Problem to solve
Look through the listing below and report how many lines contain "apple", as a bare number.

Top of Excerpted records

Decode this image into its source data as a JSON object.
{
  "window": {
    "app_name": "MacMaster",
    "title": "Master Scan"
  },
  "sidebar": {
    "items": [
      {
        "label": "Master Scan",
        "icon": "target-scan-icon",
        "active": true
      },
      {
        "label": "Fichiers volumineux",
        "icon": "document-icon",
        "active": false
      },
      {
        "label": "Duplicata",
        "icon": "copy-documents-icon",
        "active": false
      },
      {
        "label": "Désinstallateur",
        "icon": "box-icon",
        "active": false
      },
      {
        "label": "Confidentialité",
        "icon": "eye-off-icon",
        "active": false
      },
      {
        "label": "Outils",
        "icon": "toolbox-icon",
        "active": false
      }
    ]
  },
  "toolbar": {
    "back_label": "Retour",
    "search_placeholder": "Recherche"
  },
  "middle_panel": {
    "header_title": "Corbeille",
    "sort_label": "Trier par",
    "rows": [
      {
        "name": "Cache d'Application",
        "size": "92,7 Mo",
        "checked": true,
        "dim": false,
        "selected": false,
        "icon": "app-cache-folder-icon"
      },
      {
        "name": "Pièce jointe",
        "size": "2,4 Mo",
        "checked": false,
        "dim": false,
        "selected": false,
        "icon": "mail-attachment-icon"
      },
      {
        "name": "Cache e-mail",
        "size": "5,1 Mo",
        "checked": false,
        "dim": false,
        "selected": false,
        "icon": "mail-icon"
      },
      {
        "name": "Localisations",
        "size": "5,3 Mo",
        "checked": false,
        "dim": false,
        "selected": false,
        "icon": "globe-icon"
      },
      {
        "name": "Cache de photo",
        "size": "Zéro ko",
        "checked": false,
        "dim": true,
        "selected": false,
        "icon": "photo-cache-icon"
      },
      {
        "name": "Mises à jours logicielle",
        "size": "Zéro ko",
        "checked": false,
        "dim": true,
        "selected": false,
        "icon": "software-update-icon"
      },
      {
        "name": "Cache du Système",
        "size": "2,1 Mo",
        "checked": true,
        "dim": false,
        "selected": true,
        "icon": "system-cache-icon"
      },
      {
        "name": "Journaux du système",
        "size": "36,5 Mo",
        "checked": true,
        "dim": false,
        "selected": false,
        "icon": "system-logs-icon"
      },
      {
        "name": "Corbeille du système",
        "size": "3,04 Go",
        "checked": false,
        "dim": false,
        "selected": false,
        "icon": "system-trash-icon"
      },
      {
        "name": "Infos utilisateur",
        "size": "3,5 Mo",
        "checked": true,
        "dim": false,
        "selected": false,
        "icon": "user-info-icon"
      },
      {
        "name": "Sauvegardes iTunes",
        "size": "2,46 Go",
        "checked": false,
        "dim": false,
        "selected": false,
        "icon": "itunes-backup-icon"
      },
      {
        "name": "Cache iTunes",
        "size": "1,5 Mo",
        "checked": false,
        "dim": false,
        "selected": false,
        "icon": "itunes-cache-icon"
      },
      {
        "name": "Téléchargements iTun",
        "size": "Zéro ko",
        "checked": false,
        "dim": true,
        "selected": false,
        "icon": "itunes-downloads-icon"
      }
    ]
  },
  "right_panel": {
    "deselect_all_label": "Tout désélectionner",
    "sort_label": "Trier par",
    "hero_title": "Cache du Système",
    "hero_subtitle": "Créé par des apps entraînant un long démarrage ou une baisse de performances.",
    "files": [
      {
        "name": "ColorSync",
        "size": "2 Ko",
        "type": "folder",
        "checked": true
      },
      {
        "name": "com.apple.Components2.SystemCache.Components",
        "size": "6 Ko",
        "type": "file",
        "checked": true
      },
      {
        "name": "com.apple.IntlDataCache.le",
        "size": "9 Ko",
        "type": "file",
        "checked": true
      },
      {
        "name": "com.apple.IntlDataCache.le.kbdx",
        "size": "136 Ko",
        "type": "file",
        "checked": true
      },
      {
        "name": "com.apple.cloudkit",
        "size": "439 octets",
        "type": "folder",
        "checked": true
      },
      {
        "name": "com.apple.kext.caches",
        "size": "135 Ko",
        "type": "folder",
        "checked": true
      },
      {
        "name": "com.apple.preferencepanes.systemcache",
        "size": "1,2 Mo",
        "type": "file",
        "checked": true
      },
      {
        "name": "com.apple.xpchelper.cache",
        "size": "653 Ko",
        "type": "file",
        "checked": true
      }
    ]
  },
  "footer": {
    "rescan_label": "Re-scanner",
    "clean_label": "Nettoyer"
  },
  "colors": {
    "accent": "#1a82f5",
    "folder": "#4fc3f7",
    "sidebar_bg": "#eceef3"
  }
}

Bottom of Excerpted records

Answer box
7